“I’m sorry about your friend,” she said, kissing the top of my head. “Thank you for trusting me enough to tell me that story.”
I pulled Cait onto my lap, and kissed her tear streaked cheeks. “I should have told you sooner,” I said.
“I understand,” she answered. “It’s the kind of thing where it never feels like the right time.”
“I guess so.”
“I think this is going to be your year at Q-School,” Cait said. “I think you’re ready to do it. It might have taken Reid’s encouragement, but I know you’ll do your best this time.”
The simple way she stated it, the instant belief she showed in me, nearly overwhelmed me. Fearing more tears, I half-heartedly said, “I just need to find a new caddy.”
Cait smiled at me sympathetically, and ran a hand through my hair. “Don’t look at me,” she joked. “I’m not qualified.”
I laughed, agreeing that she probably wasn’t suited for the job. Capable, but certainly not interested.
“But maybe I can visit while you’re in Florida?”
“You better,” I said.
“I won’t be a distraction?” Cait asked.
“Inspiration,” I answered.
Cait blushed slightly, and then kissed me deeply. “How long till you have to be at work?” she asked.
“I’ve got plenty of time,” I said standing up, taking Cait with me.
“You sure?” Cait clung to me, her legs wrapped tightly around my midsection.
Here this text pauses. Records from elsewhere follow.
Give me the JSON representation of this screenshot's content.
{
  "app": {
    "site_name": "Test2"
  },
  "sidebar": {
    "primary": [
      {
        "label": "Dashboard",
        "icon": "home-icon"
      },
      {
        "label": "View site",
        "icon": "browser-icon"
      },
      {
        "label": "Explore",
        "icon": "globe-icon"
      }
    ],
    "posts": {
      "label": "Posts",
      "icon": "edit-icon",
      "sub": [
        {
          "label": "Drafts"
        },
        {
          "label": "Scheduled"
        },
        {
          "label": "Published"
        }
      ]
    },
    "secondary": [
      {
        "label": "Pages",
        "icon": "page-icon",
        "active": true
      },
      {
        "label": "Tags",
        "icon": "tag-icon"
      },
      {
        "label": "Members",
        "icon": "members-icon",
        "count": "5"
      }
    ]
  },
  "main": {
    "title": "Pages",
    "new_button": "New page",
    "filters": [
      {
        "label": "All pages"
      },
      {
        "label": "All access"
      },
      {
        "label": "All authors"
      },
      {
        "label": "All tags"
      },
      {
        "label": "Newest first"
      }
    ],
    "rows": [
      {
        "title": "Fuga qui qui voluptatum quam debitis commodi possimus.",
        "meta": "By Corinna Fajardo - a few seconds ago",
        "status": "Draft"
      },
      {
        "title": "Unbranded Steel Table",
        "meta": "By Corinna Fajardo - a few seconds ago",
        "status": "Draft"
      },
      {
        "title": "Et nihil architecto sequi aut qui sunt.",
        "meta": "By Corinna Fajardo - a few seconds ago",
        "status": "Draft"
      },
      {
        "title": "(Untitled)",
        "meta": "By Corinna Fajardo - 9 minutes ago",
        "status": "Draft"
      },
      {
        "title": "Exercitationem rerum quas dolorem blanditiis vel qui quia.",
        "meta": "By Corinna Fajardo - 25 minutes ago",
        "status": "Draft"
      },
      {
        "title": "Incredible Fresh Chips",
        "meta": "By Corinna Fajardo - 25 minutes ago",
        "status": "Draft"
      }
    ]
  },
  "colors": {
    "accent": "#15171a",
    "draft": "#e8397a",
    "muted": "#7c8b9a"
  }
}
“Plenty of time for me at least,” I joked, and carried her back into the bedroom.